## [Dataset rows describing interfaces]
※ ※ ※

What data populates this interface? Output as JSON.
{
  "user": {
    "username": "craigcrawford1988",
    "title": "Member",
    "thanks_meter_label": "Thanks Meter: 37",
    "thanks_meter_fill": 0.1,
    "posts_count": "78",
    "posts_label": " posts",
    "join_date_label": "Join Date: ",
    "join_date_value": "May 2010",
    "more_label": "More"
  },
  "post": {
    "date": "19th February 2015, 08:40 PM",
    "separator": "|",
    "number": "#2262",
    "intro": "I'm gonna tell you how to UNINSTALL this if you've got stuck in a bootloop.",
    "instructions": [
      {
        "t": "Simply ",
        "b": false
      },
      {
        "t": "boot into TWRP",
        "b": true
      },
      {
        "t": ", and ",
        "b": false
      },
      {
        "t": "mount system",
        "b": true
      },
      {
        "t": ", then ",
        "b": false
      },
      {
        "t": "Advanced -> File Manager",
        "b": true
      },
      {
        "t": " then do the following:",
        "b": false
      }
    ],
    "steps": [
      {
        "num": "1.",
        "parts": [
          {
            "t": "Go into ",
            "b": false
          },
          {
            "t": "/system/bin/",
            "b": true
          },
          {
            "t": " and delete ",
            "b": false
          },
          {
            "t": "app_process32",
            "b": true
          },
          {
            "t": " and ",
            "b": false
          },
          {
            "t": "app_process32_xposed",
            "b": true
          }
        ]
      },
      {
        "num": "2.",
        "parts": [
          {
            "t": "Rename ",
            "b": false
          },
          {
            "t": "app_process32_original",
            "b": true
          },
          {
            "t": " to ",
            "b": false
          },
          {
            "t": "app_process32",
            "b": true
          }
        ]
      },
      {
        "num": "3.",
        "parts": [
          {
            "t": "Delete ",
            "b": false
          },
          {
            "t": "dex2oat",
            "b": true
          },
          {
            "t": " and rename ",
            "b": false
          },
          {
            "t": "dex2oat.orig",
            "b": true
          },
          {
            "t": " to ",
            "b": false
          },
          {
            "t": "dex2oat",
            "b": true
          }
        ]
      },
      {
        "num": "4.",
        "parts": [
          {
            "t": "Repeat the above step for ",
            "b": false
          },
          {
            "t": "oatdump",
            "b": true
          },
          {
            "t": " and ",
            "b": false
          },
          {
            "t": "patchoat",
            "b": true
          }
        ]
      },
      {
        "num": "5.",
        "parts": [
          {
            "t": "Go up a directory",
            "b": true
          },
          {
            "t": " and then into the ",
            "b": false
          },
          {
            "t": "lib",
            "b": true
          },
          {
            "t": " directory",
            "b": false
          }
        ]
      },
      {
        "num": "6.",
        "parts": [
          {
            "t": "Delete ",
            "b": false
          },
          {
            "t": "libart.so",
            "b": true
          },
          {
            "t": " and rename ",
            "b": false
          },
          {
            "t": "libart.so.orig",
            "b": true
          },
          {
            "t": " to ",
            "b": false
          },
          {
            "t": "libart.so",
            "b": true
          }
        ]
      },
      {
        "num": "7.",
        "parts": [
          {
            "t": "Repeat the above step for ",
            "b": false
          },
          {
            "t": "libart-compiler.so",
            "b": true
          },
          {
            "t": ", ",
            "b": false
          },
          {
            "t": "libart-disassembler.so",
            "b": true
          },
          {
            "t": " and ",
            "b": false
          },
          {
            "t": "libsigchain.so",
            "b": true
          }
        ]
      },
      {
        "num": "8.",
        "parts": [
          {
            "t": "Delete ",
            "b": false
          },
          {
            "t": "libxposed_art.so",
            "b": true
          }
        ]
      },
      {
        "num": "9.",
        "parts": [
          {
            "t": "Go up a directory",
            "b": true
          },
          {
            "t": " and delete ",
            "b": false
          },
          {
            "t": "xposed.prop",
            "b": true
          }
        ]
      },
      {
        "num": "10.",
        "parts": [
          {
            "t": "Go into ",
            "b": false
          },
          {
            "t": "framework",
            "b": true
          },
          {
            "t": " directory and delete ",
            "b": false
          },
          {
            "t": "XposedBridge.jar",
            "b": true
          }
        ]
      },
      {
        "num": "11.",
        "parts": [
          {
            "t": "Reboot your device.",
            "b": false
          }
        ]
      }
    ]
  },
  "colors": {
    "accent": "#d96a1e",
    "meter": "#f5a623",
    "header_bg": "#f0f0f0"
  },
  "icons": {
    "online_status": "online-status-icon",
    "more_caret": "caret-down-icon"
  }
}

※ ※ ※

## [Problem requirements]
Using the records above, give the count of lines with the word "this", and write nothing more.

## [Answer for the task]
2